Excerpts from a dataset »
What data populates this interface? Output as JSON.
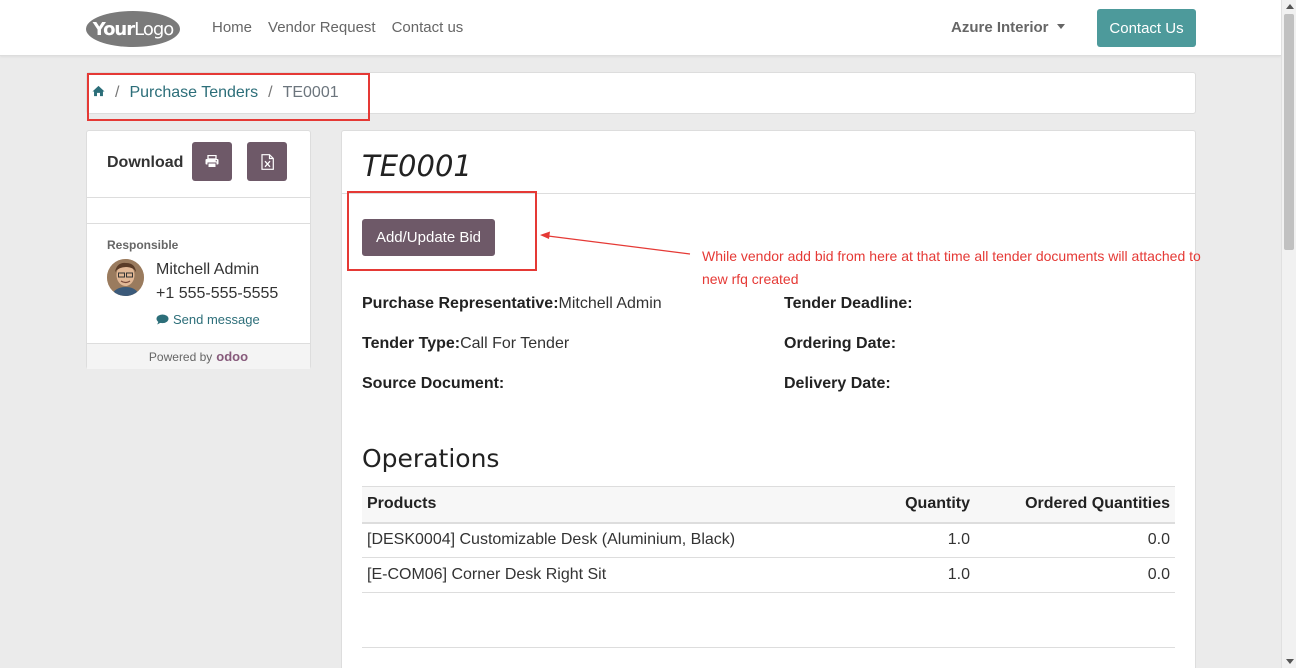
{
  "navbar": {
    "logo_text_bold": "Your",
    "logo_text_thin": "Logo",
    "links": [
      "Home",
      "Vendor Request",
      "Contact us"
    ],
    "company": "Azure Interior",
    "contact_button": "Contact Us"
  },
  "breadcrumb": {
    "separator": "/",
    "parent": "Purchase Tenders",
    "current": "TE0001"
  },
  "sidebar": {
    "download_label": "Download",
    "responsible_label": "Responsible",
    "responsible_name": "Mitchell Admin",
    "responsible_phone": "+1 555-555-5555",
    "send_message": "Send message",
    "powered_by": "Powered by",
    "powered_brand": "odoo"
  },
  "tender": {
    "title": "TE0001",
    "bid_button": "Add/Update Bid",
    "fields_left": [
      {
        "label": "Purchase Representative:",
        "value": "Mitchell Admin"
      },
      {
        "label": "Tender Type:",
        "value": "Call For Tender"
      },
      {
        "label": "Source Document:",
        "value": ""
      }
    ],
    "fields_right": [
      {
        "label": "Tender Deadline:",
        "value": ""
      },
      {
        "label": "Ordering Date:",
        "value": ""
      },
      {
        "label": "Delivery Date:",
        "value": ""
      }
    ]
  },
  "annotation": {
    "text": "While vendor add bid from here at that time all tender documents will attached to new rfq created",
    "color": "#e53935"
  },
  "operations": {
    "title": "Operations",
    "columns": [
      "Products",
      "Quantity",
      "Ordered Quantities"
    ],
    "rows": [
      {
        "product": "[DESK0004] Customizable Desk (Aluminium, Black)",
        "quantity": "1.0",
        "ordered": "0.0"
      },
      {
        "product": "[E-COM06] Corner Desk Right Sit",
        "quantity": "1.0",
        "ordered": "0.0"
      }
    ]
  },
  "colors": {
    "primary": "#4d9a9b",
    "secondary": "#6e5968",
    "link": "#2c6e79"
  },
  "icons": {
    "home": "home-icon",
    "print": "print-icon",
    "excel": "excel-file-icon",
    "message": "comment-icon",
    "caret": "caret-down-icon"
  }
}
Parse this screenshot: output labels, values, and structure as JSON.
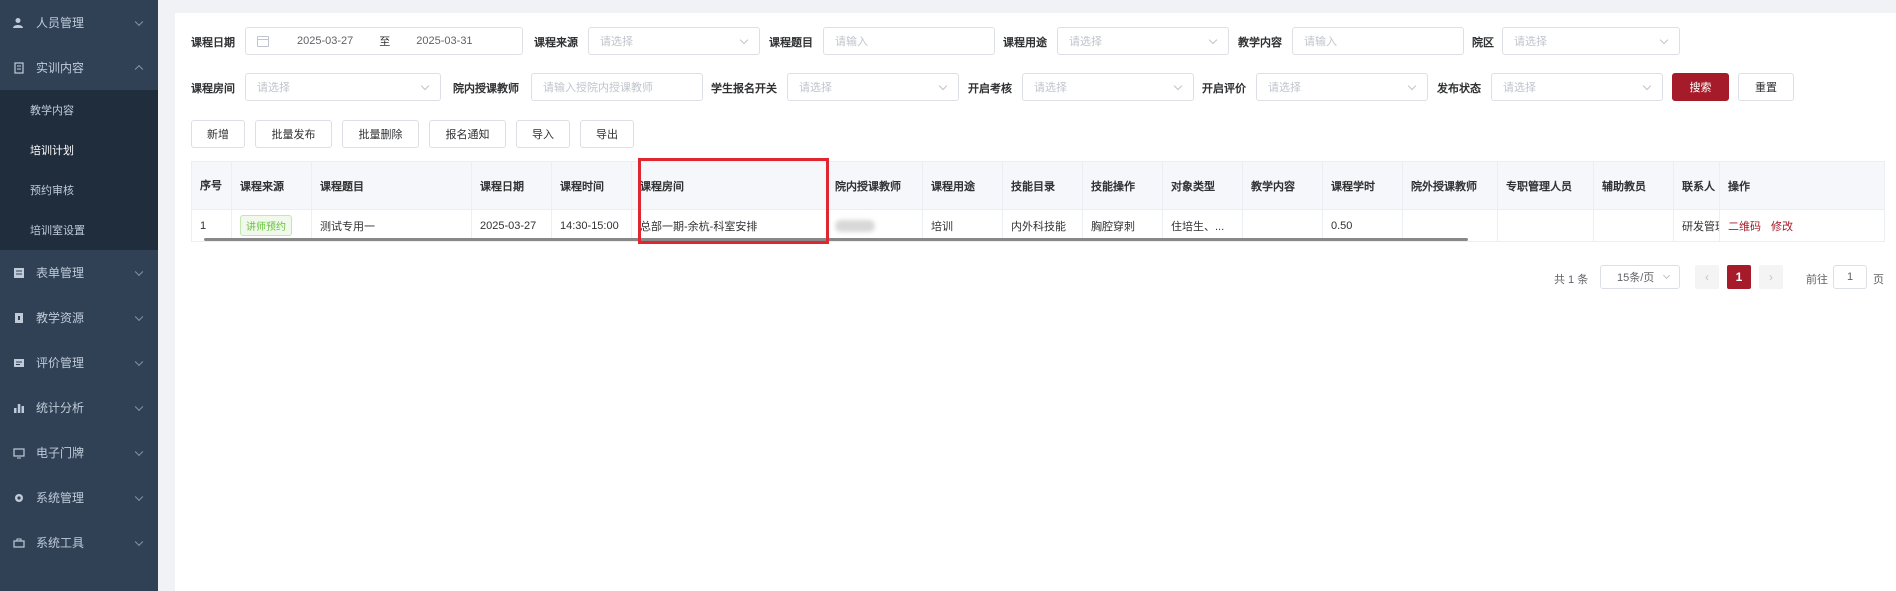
{
  "sidebar": {
    "top_menu": [
      {
        "label": "人员管理",
        "icon": "user-icon"
      }
    ],
    "open_menu": {
      "label": "实训内容",
      "icon": "document-icon"
    },
    "submenu": [
      {
        "label": "教学内容"
      },
      {
        "label": "培训计划",
        "active": true
      },
      {
        "label": "预约审核"
      },
      {
        "label": "培训室设置"
      }
    ],
    "bottom_menu": [
      {
        "label": "表单管理",
        "icon": "form-icon"
      },
      {
        "label": "教学资源",
        "icon": "resource-icon"
      },
      {
        "label": "评价管理",
        "icon": "evaluation-icon"
      },
      {
        "label": "统计分析",
        "icon": "bar-chart-icon"
      },
      {
        "label": "电子门牌",
        "icon": "monitor-icon"
      },
      {
        "label": "系统管理",
        "icon": "gear-icon"
      },
      {
        "label": "系统工具",
        "icon": "toolbox-icon"
      }
    ]
  },
  "filters": {
    "course_date": {
      "label": "课程日期",
      "start": "2025-03-27",
      "sep": "至",
      "end": "2025-03-31"
    },
    "course_source": {
      "label": "课程来源",
      "placeholder": "请选择"
    },
    "course_title": {
      "label": "课程题目",
      "placeholder": "请输入"
    },
    "course_purpose": {
      "label": "课程用途",
      "placeholder": "请选择"
    },
    "teaching_content": {
      "label": "教学内容",
      "placeholder": "请输入"
    },
    "campus": {
      "label": "院区",
      "placeholder": "请选择"
    },
    "course_room": {
      "label": "课程房间",
      "placeholder": "请选择"
    },
    "inner_teacher": {
      "label": "院内授课教师",
      "placeholder": "请输入授院内授课教师"
    },
    "student_signup": {
      "label": "学生报名开关",
      "placeholder": "请选择"
    },
    "open_exam": {
      "label": "开启考核",
      "placeholder": "请选择"
    },
    "open_eval": {
      "label": "开启评价",
      "placeholder": "请选择"
    },
    "publish_status": {
      "label": "发布状态",
      "placeholder": "请选择"
    },
    "search_label": "搜索",
    "reset_label": "重置"
  },
  "toolbar": {
    "add": "新增",
    "batch_publish": "批量发布",
    "batch_delete": "批量删除",
    "signup_notice": "报名通知",
    "import": "导入",
    "export": "导出"
  },
  "table": {
    "columns": [
      "序号",
      "课程来源",
      "课程题目",
      "课程日期",
      "课程时间",
      "课程房间",
      "院内授课教师",
      "课程用途",
      "技能目录",
      "技能操作",
      "对象类型",
      "教学内容",
      "课程学时",
      "院外授课教师",
      "专职管理人员",
      "辅助教员",
      "联系人",
      "操作"
    ],
    "rows": [
      {
        "index": "1",
        "source": "讲师预约",
        "title": "测试专用一",
        "date": "2025-03-27",
        "time": "14:30-15:00",
        "room": "总部一期-余杭-科室安排",
        "inner_teacher": "",
        "purpose": "培训",
        "skill_catalog": "内外科技能",
        "skill_op": "胸腔穿刺",
        "target_type": "住培生、...",
        "content": "",
        "hours": "0.50",
        "outer_teacher": "",
        "manager": "",
        "assistant": "",
        "contact": "研发管理",
        "actions": [
          "二维码",
          "修改"
        ]
      }
    ]
  },
  "pagination": {
    "total": "共 1 条",
    "page_size": "15条/页",
    "current": "1",
    "goto_label": "前往",
    "goto_value": "1",
    "page_suffix": "页"
  },
  "colors": {
    "sidebar_bg": "#304156",
    "primary": "#a61b29",
    "highlight": "#e0262f"
  }
}
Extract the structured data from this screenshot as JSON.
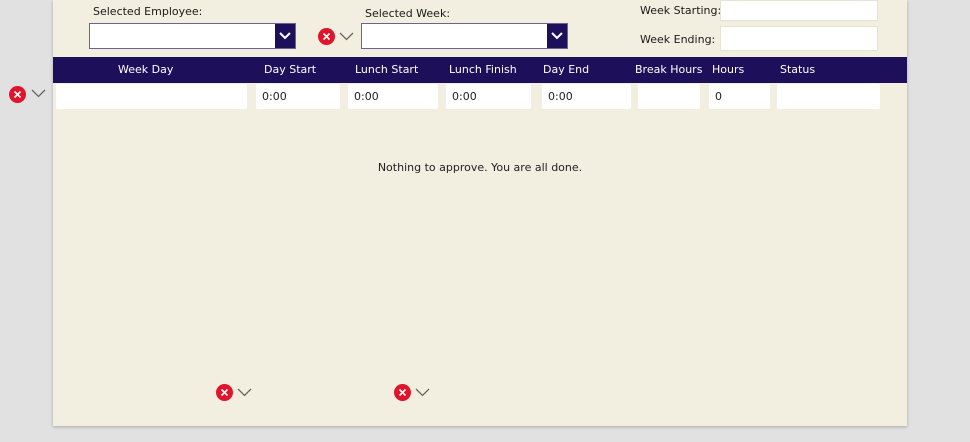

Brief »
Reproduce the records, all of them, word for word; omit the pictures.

Expected answer »
What data populates this interface? Output as JSON.
{
  "navbar": {
    "logo_text_bold": "Your",
    "logo_text_thin": "Logo",
    "links": [
      "Home",
      "Vendor Request",
      "Contact us"
    ],
    "company": "Azure Interior",
    "contact_button": "Contact Us"
  },
  "breadcrumb": {
    "separator": "/",
    "parent": "Purchase Tenders",
    "current": "TE0001"
  },
  "sidebar": {
    "download_label": "Download",
    "responsible_label": "Responsible",
    "responsible_name": "Mitchell Admin",
    "responsible_phone": "+1 555-555-5555",
    "send_message": "Send message",
    "powered_by": "Powered by",
    "powered_brand": "odoo"
  },
  "tender": {
    "title": "TE0001",
    "bid_button": "Add/Update Bid",
    "fields_left": [
      {
        "label": "Purchase Representative:",
        "value": "Mitchell Admin"
      },
      {
        "label": "Tender Type:",
        "value": "Call For Tender"
      },
      {
        "label": "Source Document:",
        "value": ""
      }
    ],
    "fields_right": [
      {
        "label": "Tender Deadline:",
        "value": ""
      },
      {
        "label": "Ordering Date:",
        "value": ""
      },
      {
        "label": "Delivery Date:",
        "value": ""
      }
    ]
  },
  "annotation": {
    "text": "While vendor add bid from here at that time all tender documents will attached to new rfq created",
    "color": "#e53935"
  },
  "operations": {
    "title": "Operations",
    "columns": [
      "Products",
      "Quantity",
      "Ordered Quantities"
    ],
    "rows": [
      {
        "product": "[DESK0004] Customizable Desk (Aluminium, Black)",
        "quantity": "1.0",
        "ordered": "0.0"
      },
      {
        "product": "[E-COM06] Corner Desk Right Sit",
        "quantity": "1.0",
        "ordered": "0.0"
      }
    ]
  },
  "colors": {
    "primary": "#4d9a9b",
    "secondary": "#6e5968",
    "link": "#2c6e79"
  },
  "icons": {
    "home": "home-icon",
    "print": "print-icon",
    "excel": "excel-file-icon",
    "message": "comment-icon",
    "caret": "caret-down-icon"
  }
}
Parse this screenshot: output labels, values, and structure as JSON.
{
  "sidebar": {
    "top_menu": [
      {
        "label": "人员管理",
        "icon": "user-icon"
      }
    ],
    "open_menu": {
      "label": "实训内容",
      "icon": "document-icon"
    },
    "submenu": [
      {
        "label": "教学内容"
      },
      {
        "label": "培训计划",
        "active": true
      },
      {
        "label": "预约审核"
      },
      {
        "label": "培训室设置"
      }
    ],
    "bottom_menu": [
      {
        "label": "表单管理",
        "icon": "form-icon"
      },
      {
        "label": "教学资源",
        "icon": "resource-icon"
      },
      {
        "label": "评价管理",
        "icon": "evaluation-icon"
      },
      {
        "label": "统计分析",
        "icon": "bar-chart-icon"
      },
      {
        "label": "电子门牌",
        "icon": "monitor-icon"
      },
      {
        "label": "系统管理",
        "icon": "gear-icon"
      },
      {
        "label": "系统工具",
        "icon": "toolbox-icon"
      }
    ]
  },
  "filters": {
    "course_date": {
      "label": "课程日期",
      "start": "2025-03-27",
      "sep": "至",
      "end": "2025-03-31"
    },
    "course_source": {
      "label": "课程来源",
      "placeholder": "请选择"
    },
    "course_title": {
      "label": "课程题目",
      "placeholder": "请输入"
    },
    "course_purpose": {
      "label": "课程用途",
      "placeholder": "请选择"
    },
    "teaching_content": {
      "label": "教学内容",
      "placeholder": "请输入"
    },
    "campus": {
      "label": "院区",
      "placeholder": "请选择"
    },
    "course_room": {
      "label": "课程房间",
      "placeholder": "请选择"
    },
    "inner_teacher": {
      "label": "院内授课教师",
      "placeholder": "请输入授院内授课教师"
    },
    "student_signup": {
      "label": "学生报名开关",
      "placeholder": "请选择"
    },
    "open_exam": {
      "label": "开启考核",
      "placeholder": "请选择"
    },
    "open_eval": {
      "label": "开启评价",
      "placeholder": "请选择"
    },
    "publish_status": {
      "label": "发布状态",
      "placeholder": "请选择"
    },
    "search_label": "搜索",
    "reset_label": "重置"
  },
  "toolbar": {
    "add": "新增",
    "batch_publish": "批量发布",
    "batch_delete": "批量删除",
    "signup_notice": "报名通知",
    "import": "导入",
    "export": "导出"
  },
  "table": {
    "columns": [
      "序号",
      "课程来源",
      "课程题目",
      "课程日期",
      "课程时间",
      "课程房间",
      "院内授课教师",
      "课程用途",
      "技能目录",
      "技能操作",
      "对象类型",
      "教学内容",
      "课程学时",
      "院外授课教师",
      "专职管理人员",
      "辅助教员",
      "联系人",
      "操作"
    ],
    "rows": [
      {
        "index": "1",
        "source": "讲师预约",
        "title": "测试专用一",
        "date": "2025-03-27",
        "time": "14:30-15:00",
        "room": "总部一期-余杭-科室安排",
        "inner_teacher": "",
        "purpose": "培训",
        "skill_catalog": "内外科技能",
        "skill_op": "胸腔穿刺",
        "target_type": "住培生、...",
        "content": "",
        "hours": "0.50",
        "outer_teacher": "",
        "manager": "",
        "assistant": "",
        "contact": "研发管理",
        "actions": [
          "二维码",
          "修改"
        ]
      }
    ]
  },
  "pagination": {
    "total": "共 1 条",
    "page_size": "15条/页",
    "current": "1",
    "goto_label": "前往",
    "goto_value": "1",
    "page_suffix": "页"
  },
  "colors": {
    "sidebar_bg": "#304156",
    "primary": "#a61b29",
    "highlight": "#e0262f"
  }
}
Extract the structured data from this screenshot as JSON.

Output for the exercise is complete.